Using 21st century technology to take (clean and beautifully dressed) people out of dark age living conditions.
Since Blackpool (good old Lancs!) in 1879 became the first municipality in the world to have electric street lighting it has taken 130 years of innovation to find the same solution for the poorest of the world municipalities.
Greenpeace India and partners BASIX and CEED launch a solar-powered micro-grid in Dharnai village, Bihar, India, that could be a game-changing model for bringing reliable energy to millions around the world. The people of Dharnai village used to have a facility supplied by the state Government which provided electricity. This infrastructure hasn’t been available for the last 33 years and diesel generators have been the only source of electricity. Development of solar power micro grid to electrify the entire village brings new hope for its inhabitants.
Greenpeace India campaigner, Abhishek Pratap chats with Sumnima Udas of CNN, highlighting the project, how the model is replicable and how Dharnai has transformed since it got access to energy.
Dharnai is a small village in the district of Jehanabad, Bihar eastern state of India. For almost 30 years, Dharnai did no have electricity. Greenpeace India facilitated the installation of a decentralised solar microgrid.
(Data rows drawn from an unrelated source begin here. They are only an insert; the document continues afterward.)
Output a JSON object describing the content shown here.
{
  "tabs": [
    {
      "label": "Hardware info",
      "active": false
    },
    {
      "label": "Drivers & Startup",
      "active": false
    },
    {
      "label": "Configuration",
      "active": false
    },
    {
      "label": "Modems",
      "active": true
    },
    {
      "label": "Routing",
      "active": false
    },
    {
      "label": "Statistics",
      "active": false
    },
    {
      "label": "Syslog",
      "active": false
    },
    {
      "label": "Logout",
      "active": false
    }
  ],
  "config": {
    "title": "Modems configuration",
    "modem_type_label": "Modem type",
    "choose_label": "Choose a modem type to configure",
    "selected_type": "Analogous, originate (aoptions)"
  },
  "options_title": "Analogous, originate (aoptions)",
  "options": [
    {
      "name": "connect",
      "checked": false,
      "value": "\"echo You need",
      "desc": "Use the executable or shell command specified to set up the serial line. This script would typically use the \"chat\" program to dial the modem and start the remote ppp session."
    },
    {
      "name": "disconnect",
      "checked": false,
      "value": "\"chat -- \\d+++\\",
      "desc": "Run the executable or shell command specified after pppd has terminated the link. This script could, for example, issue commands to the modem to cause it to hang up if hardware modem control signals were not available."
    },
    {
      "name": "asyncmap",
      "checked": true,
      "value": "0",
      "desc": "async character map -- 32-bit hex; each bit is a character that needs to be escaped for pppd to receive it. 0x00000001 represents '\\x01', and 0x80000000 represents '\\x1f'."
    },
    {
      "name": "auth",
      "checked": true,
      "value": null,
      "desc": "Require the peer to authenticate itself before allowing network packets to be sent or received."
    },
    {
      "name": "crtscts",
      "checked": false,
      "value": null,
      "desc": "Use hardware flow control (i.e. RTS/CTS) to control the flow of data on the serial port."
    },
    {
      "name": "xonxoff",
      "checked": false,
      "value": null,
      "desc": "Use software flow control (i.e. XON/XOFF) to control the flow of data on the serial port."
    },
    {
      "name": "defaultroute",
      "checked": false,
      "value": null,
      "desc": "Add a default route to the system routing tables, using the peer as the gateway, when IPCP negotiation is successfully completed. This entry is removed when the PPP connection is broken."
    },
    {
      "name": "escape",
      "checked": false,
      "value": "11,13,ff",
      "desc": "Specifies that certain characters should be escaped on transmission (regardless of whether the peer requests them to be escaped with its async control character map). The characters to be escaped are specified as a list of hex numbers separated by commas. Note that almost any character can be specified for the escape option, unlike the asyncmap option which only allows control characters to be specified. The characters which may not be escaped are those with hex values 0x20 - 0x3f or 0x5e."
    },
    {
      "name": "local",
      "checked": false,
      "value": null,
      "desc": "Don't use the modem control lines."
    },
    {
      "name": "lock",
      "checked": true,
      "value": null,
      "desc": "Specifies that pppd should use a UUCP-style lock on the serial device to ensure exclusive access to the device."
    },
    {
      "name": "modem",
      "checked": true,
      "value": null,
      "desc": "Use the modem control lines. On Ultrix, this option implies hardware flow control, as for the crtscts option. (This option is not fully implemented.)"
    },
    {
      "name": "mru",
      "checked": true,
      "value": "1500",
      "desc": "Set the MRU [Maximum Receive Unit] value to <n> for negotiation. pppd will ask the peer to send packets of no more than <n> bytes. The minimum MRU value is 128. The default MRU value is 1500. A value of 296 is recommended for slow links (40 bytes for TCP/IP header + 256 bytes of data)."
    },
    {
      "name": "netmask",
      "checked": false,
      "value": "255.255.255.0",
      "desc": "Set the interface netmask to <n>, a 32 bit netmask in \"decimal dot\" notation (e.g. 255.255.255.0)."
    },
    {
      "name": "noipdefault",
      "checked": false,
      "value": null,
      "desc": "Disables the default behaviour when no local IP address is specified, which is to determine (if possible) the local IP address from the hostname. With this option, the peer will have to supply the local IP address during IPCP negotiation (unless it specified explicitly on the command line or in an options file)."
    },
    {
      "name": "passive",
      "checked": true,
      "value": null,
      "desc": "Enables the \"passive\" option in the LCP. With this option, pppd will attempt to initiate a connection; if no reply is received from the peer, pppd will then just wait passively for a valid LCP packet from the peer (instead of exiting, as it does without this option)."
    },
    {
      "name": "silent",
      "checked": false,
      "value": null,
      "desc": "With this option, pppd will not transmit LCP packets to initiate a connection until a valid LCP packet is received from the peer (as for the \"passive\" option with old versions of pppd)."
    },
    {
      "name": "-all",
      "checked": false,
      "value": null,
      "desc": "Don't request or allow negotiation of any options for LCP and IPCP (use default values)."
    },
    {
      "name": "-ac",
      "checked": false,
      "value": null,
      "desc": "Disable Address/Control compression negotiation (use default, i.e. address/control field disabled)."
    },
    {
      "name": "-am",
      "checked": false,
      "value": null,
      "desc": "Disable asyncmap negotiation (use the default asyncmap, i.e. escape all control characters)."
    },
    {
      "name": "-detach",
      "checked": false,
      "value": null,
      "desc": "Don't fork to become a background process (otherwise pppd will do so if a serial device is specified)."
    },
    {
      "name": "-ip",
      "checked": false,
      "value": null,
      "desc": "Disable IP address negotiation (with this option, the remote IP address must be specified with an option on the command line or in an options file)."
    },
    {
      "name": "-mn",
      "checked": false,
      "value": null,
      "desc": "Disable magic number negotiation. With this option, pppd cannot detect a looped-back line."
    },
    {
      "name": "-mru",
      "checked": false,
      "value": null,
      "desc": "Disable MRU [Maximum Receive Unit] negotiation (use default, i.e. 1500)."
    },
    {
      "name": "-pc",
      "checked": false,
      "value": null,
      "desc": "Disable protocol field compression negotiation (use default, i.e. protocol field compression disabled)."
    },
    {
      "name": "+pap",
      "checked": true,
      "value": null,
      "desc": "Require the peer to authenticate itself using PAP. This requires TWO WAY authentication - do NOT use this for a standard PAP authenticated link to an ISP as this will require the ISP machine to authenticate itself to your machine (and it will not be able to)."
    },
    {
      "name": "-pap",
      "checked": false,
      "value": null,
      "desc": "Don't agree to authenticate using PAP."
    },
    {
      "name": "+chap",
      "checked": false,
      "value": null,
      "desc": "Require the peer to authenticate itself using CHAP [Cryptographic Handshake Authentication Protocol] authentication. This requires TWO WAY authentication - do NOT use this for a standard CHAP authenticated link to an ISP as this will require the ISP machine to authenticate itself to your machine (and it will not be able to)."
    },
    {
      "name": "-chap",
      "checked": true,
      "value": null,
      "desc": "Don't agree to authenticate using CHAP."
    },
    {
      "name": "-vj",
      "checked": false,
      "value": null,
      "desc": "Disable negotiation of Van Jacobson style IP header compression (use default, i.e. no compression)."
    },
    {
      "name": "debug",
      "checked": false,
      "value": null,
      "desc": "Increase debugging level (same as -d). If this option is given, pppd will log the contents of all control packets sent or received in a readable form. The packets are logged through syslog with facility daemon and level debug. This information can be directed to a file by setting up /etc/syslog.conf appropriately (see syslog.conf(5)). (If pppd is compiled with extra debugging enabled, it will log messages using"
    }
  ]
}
It provides electricity to more than 2,400 people, 450 households and 50 commercial establishments, including two schools, a training centre and a primary healthcare centre. 100 kW micro-grid: includes 70 kW for electricity generation for the community, and 30 kW for 10 solar-powered water-pumping systems of three horsepower each